DATA FOR ANALYSIS:
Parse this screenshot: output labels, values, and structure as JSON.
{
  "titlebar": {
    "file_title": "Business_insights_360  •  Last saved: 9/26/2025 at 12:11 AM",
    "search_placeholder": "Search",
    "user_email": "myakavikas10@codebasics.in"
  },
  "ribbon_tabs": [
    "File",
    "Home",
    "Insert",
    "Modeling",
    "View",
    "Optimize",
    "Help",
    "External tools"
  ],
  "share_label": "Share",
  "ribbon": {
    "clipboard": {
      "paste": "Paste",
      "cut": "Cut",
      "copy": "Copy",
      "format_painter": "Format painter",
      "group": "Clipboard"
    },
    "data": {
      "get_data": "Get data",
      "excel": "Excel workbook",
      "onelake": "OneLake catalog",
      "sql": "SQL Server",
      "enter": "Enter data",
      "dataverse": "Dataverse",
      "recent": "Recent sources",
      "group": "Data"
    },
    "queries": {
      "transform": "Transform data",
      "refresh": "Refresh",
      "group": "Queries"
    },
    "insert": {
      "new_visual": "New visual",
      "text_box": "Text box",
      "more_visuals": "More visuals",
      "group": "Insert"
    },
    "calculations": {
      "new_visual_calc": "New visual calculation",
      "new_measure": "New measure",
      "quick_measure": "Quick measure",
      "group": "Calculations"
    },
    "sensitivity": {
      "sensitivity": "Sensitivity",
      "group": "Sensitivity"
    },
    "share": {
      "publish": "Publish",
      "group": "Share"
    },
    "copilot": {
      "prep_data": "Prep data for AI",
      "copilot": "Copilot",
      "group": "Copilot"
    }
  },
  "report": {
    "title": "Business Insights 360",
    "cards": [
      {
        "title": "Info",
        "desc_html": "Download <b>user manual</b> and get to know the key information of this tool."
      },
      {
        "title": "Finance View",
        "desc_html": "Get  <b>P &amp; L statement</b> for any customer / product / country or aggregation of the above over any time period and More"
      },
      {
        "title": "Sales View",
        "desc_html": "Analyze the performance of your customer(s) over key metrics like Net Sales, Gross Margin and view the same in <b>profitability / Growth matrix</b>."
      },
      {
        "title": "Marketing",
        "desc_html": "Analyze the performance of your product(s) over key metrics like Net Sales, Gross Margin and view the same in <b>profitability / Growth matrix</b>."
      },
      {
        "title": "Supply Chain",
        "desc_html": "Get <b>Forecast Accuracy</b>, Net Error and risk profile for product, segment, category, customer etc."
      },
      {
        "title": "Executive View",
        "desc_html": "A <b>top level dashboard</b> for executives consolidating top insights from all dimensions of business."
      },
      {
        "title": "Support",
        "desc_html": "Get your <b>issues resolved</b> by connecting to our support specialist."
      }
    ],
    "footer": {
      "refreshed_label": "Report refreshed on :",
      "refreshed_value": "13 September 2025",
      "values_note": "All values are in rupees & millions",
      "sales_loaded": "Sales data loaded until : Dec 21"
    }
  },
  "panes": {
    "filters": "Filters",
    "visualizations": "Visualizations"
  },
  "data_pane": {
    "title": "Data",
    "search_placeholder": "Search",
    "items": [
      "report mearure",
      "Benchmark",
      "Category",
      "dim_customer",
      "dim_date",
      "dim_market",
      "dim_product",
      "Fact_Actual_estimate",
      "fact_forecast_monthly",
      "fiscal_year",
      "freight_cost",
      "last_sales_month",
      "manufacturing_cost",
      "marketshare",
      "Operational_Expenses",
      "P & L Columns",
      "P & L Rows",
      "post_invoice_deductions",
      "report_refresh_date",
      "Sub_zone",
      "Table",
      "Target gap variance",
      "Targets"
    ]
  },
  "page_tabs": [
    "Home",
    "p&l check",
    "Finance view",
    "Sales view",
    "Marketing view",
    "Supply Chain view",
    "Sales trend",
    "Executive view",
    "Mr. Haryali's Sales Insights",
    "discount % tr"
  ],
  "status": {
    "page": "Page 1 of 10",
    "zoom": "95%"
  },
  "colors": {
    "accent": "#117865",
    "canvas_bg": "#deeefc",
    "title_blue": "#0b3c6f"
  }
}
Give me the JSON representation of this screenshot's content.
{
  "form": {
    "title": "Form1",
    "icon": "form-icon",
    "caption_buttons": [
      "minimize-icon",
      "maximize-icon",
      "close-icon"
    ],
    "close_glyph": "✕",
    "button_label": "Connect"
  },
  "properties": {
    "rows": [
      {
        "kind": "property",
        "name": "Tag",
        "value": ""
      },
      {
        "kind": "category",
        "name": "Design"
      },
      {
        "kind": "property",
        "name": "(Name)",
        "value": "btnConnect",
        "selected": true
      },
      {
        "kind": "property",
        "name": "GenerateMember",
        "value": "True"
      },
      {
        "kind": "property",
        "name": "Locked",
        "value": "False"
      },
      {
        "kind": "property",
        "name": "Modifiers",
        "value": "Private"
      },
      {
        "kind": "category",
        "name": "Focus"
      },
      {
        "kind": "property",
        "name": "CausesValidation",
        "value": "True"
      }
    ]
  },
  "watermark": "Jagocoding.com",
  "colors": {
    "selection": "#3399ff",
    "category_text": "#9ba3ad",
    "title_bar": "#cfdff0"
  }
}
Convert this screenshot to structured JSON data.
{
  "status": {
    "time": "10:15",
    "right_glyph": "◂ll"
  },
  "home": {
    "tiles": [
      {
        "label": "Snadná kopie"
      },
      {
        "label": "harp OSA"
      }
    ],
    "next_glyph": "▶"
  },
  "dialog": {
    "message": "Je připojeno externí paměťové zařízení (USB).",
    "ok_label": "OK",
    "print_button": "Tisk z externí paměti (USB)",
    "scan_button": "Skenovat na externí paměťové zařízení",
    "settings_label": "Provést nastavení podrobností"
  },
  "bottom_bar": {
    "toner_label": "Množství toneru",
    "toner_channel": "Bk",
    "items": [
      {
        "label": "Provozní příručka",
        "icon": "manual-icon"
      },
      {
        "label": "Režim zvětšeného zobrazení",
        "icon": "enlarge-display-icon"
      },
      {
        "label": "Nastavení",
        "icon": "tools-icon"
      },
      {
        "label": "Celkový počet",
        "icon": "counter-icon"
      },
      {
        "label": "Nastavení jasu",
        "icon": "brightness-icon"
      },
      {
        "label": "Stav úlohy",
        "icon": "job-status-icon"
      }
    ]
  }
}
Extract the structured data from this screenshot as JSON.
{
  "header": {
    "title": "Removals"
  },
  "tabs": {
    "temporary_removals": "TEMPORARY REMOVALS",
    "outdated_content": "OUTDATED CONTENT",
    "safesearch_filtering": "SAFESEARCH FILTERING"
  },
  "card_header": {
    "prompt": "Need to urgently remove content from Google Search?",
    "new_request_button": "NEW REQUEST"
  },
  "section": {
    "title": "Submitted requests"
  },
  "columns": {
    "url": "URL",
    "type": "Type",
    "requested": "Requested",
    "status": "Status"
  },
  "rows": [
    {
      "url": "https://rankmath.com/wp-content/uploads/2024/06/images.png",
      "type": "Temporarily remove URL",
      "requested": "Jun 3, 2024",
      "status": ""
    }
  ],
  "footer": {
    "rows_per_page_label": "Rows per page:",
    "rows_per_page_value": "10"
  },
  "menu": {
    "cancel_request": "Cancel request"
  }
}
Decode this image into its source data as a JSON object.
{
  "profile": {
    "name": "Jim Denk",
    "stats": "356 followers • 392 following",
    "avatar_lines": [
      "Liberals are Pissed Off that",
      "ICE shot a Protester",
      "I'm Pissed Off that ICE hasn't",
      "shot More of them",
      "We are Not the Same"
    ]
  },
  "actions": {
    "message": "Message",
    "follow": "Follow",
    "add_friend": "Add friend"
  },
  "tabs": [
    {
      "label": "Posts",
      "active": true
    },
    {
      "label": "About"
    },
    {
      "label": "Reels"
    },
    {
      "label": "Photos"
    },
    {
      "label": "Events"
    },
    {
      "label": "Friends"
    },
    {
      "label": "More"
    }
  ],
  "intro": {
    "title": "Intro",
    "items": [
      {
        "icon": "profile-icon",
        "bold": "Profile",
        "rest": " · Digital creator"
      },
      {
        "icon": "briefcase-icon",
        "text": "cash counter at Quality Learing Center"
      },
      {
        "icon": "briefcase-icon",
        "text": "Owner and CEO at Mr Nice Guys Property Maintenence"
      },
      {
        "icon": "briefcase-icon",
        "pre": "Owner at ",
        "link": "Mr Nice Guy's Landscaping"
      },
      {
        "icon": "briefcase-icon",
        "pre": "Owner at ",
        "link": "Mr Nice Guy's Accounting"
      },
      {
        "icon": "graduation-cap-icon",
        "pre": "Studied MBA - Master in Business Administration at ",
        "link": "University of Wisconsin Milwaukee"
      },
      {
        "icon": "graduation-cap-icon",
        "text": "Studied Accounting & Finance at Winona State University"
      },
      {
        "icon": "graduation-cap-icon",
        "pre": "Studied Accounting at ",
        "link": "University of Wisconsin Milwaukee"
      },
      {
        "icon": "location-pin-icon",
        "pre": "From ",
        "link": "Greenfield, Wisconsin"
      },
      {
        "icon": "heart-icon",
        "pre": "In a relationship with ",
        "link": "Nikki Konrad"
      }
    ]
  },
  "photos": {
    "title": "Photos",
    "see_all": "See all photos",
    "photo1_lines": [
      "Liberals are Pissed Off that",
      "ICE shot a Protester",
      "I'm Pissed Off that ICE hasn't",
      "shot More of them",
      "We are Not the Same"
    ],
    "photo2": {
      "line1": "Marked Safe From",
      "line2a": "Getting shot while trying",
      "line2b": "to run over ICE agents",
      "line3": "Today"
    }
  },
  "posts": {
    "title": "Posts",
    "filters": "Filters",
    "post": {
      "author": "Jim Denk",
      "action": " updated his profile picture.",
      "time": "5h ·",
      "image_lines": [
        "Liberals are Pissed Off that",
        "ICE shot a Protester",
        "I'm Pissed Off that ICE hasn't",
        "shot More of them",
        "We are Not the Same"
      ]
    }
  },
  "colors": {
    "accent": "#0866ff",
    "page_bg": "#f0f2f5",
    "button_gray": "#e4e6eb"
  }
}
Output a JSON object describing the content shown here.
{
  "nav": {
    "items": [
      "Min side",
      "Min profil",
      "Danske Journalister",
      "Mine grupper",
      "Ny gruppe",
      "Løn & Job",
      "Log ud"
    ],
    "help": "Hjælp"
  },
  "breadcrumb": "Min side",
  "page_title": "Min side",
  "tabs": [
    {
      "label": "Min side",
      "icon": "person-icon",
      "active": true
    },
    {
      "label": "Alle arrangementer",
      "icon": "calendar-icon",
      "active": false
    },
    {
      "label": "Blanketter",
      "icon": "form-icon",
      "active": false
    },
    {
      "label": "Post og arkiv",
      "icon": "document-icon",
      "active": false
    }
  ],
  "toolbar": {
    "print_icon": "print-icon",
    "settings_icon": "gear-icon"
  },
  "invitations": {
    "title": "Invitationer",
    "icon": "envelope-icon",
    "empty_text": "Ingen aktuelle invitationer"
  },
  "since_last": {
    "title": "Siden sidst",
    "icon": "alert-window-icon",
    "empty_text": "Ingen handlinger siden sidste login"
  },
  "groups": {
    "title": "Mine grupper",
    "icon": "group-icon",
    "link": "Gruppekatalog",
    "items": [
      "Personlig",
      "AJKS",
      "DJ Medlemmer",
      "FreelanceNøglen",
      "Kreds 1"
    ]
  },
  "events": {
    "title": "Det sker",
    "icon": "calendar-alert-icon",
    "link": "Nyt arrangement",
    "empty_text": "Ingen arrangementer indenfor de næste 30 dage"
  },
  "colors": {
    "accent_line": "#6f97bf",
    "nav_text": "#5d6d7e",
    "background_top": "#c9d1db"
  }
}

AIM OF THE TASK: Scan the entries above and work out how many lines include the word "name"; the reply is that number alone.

RESPONSE BELOW: 9